For those who feel slighted, Nas is with you. He laments the country’s embrace of black culture juxtaposed with its apparent disregard for black people. “Woven into the fabric, they can’t stand us / Even in white tees, blue jeans and red bandanas,” he raps. The dichotomy of the flag’s colors and the uniform that alerts cops to a criminal is jarring. A wake-up call to those who haven’t evolved since Jim Crow, the track -- and the loss of Brown and Garner -- asks, “how are we really from third world savagery?”
In a throwback that resonates, Jadakiss asks for the reasoning behind racial, political and social injustice that affects all Americans, not just black Americans. A part of the music video shows two cops chasing a young man selling CDs illegally on the street, exposing the deep chasms in the prison system designed to break down spirits and communities of color. It also hits a chord, drawing similarities to why Garner was apprehended. While comical at times, the song pushes peaceful protest through a series of questions, some of which beg for answers. Anthony Hamilton’s croon -- a distinct wail of the beauty that comes from oppression and necessity -- adds an element of familiarity.
Over the artful loop of Nina Simone’s 'Sinnerman' (courtesy of Kanye West) rests an eternal message of the force it takes to move forward through adversity.
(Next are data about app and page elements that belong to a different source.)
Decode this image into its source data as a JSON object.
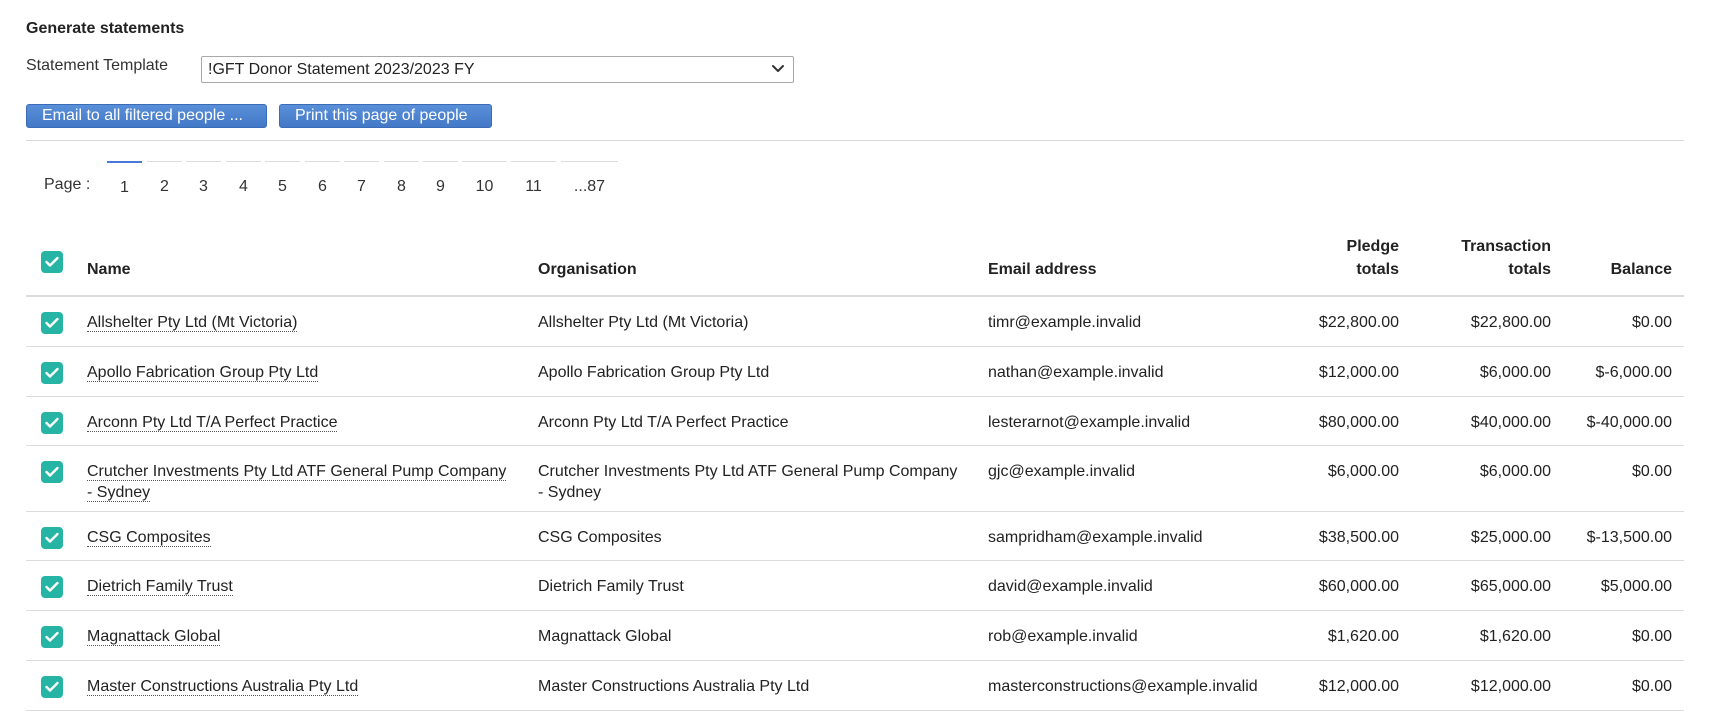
{
  "header": {
    "title": "Generate statements",
    "template_label": "Statement Template",
    "template_selected": "!GFT Donor Statement 2023/2023 FY",
    "email_button": "Email to all filtered people ...",
    "print_button": "Print this page of people"
  },
  "pager": {
    "label": "Page :",
    "pages": [
      "1",
      "2",
      "3",
      "4",
      "5",
      "6",
      "7",
      "8",
      "9",
      "10",
      "11",
      "...87"
    ],
    "active": "1"
  },
  "table": {
    "columns": {
      "name": "Name",
      "organisation": "Organisation",
      "email": "Email address",
      "pledge_l1": "Pledge",
      "pledge_l2": "totals",
      "transaction_l1": "Transaction",
      "transaction_l2": "totals",
      "balance": "Balance"
    },
    "rows": [
      {
        "name": "Allshelter Pty Ltd (Mt Victoria)",
        "organisation": "Allshelter Pty Ltd (Mt Victoria)",
        "email": "timr@example.invalid",
        "pledge": "$22,800.00",
        "transaction": "$22,800.00",
        "balance": "$0.00",
        "checked": true
      },
      {
        "name": "Apollo Fabrication Group Pty Ltd",
        "organisation": "Apollo Fabrication Group Pty Ltd",
        "email": "nathan@example.invalid",
        "pledge": "$12,000.00",
        "transaction": "$6,000.00",
        "balance": "$-6,000.00",
        "checked": true
      },
      {
        "name": "Arconn Pty Ltd T/A Perfect Practice",
        "organisation": "Arconn Pty Ltd T/A Perfect Practice",
        "email": "lesterarnot@example.invalid",
        "pledge": "$80,000.00",
        "transaction": "$40,000.00",
        "balance": "$-40,000.00",
        "checked": true
      },
      {
        "name": "Crutcher Investments Pty Ltd ATF General Pump Company - Sydney",
        "organisation": "Crutcher Investments Pty Ltd ATF General Pump Company - Sydney",
        "email": "gjc@example.invalid",
        "pledge": "$6,000.00",
        "transaction": "$6,000.00",
        "balance": "$0.00",
        "checked": true
      },
      {
        "name": "CSG Composites",
        "organisation": "CSG Composites",
        "email": "sampridham@example.invalid",
        "pledge": "$38,500.00",
        "transaction": "$25,000.00",
        "balance": "$-13,500.00",
        "checked": true
      },
      {
        "name": "Dietrich Family Trust",
        "organisation": "Dietrich Family Trust",
        "email": "david@example.invalid",
        "pledge": "$60,000.00",
        "transaction": "$65,000.00",
        "balance": "$5,000.00",
        "checked": true
      },
      {
        "name": "Magnattack Global",
        "organisation": "Magnattack Global",
        "email": "rob@example.invalid",
        "pledge": "$1,620.00",
        "transaction": "$1,620.00",
        "balance": "$0.00",
        "checked": true
      },
      {
        "name": "Master Constructions Australia Pty Ltd",
        "organisation": "Master Constructions Australia Pty Ltd",
        "email": "masterconstructions@example.invalid",
        "pledge": "$12,000.00",
        "transaction": "$12,000.00",
        "balance": "$0.00",
        "checked": true
      }
    ]
  },
  "colors": {
    "accent": "#4479c8",
    "checkbox": "#26b5a5"
  },
  "icons": {
    "select_chevron": "chevron-down-icon",
    "checkbox": "check-icon"
  }
}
Talib Kweli’s call and response takes it to church, mourning nightmarish conditions while seeking the strength to push on. “Even when the condition is critical, when the living is miserable / Your position is pivotal, I ain’t bulls---tin’ you,” he testifies. A contemporary march song at its essence, Kweli calls for strength in situations that feel helpless.
The classic diatribe on the militarization of the police force and its suffocating effect on the masses, this raw track by dead prez holds no punches. The lyrics bring attention not just to race but how class affects the justice system, and how the image of a black man implies danger. “For me change might never come because I can’t change into a white dude,” he says. Nuance-free, the song gives voice to the ones who are tired of waiting for progress.